Dataset rows describing interfaces

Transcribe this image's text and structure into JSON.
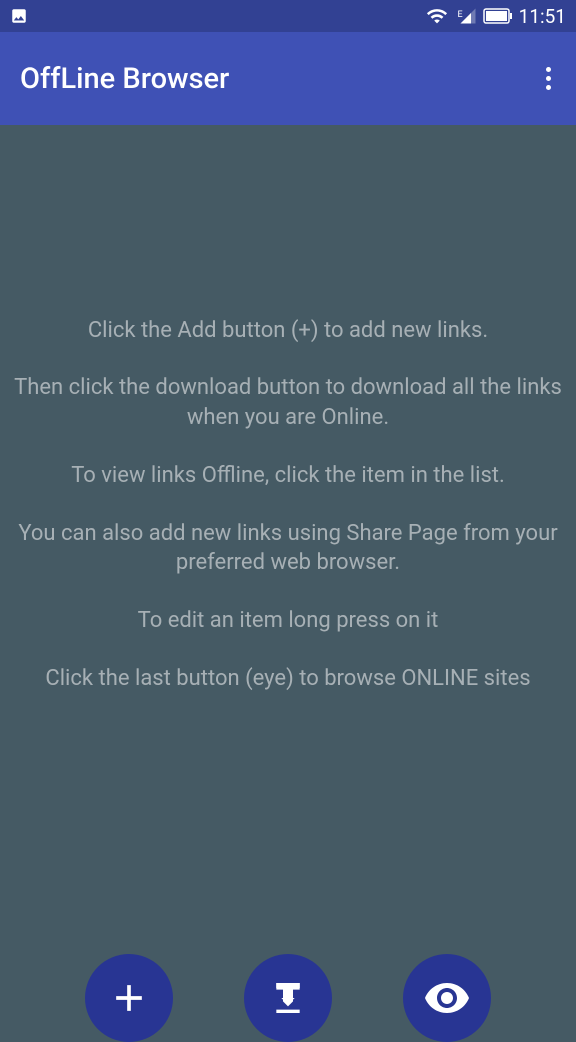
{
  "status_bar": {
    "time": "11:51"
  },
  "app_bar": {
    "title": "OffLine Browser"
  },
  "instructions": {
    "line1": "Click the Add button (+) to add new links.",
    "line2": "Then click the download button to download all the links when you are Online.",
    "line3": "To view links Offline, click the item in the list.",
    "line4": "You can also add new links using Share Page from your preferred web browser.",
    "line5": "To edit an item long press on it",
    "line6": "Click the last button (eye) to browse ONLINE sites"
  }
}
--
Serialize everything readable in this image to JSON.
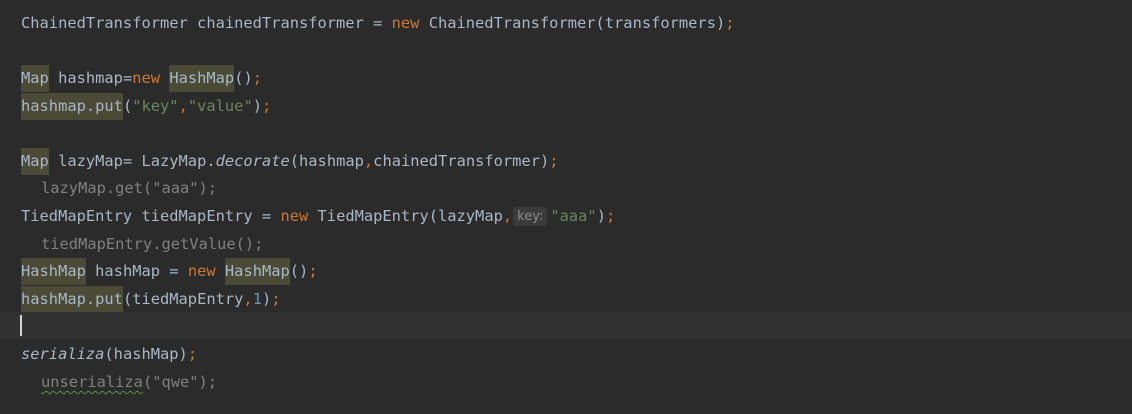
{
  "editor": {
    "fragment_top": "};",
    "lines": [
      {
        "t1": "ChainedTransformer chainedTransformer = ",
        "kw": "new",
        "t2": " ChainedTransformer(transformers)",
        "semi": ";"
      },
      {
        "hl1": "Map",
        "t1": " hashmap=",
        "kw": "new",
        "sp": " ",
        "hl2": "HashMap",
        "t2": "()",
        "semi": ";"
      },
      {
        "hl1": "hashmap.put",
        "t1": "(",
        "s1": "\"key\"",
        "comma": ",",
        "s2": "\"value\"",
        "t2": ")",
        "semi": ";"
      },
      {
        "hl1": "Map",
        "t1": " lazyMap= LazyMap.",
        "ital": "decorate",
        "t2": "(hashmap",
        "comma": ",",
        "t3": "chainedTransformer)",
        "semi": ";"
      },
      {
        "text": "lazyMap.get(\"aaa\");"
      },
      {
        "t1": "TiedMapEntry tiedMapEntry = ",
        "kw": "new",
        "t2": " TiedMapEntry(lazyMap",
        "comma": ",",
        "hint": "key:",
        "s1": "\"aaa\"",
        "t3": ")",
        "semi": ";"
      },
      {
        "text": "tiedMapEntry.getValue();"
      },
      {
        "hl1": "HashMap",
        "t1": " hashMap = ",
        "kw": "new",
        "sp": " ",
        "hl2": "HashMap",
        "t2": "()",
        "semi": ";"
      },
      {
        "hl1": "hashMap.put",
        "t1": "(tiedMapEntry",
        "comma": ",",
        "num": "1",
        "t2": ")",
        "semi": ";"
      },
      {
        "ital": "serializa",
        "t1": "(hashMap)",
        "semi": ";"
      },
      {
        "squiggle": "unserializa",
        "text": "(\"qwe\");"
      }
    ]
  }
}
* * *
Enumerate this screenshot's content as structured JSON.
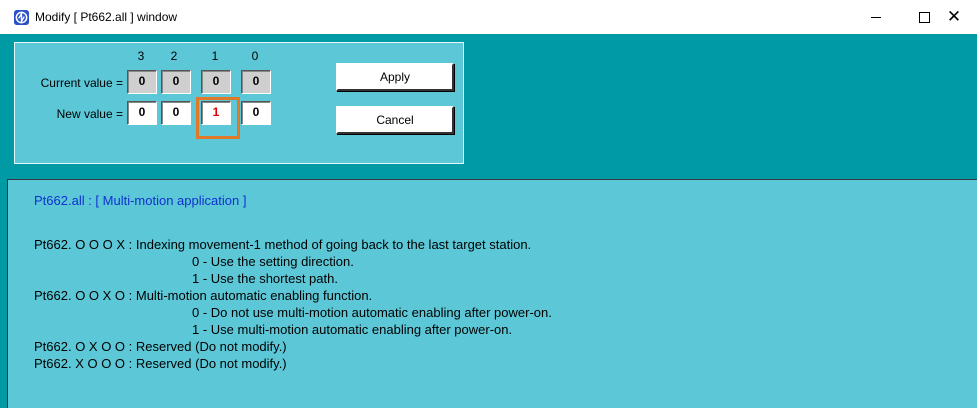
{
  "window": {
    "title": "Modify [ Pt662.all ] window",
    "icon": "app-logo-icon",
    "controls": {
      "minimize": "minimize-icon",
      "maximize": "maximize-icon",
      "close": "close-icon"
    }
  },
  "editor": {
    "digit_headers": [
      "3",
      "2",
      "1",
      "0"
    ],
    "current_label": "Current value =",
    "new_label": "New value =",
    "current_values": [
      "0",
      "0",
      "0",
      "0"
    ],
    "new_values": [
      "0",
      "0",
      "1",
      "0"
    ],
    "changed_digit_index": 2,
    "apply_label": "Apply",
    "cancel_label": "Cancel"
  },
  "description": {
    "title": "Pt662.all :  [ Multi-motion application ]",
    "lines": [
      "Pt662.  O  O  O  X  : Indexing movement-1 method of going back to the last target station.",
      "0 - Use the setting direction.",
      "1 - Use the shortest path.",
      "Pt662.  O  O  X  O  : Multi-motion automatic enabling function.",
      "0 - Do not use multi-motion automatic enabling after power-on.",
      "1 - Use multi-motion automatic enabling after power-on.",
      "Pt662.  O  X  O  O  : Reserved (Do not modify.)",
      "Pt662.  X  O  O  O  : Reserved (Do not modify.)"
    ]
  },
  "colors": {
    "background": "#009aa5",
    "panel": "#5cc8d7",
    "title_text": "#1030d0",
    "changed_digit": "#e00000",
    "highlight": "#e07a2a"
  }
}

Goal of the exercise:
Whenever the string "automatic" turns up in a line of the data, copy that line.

Completed exercise:
      "Pt662.  O  O  X  O  : Multi-motion automatic enabling function.",
      "0 - Do not use multi-motion automatic enabling after power-on.",
      "1 - Use multi-motion automatic enabling after power-on.",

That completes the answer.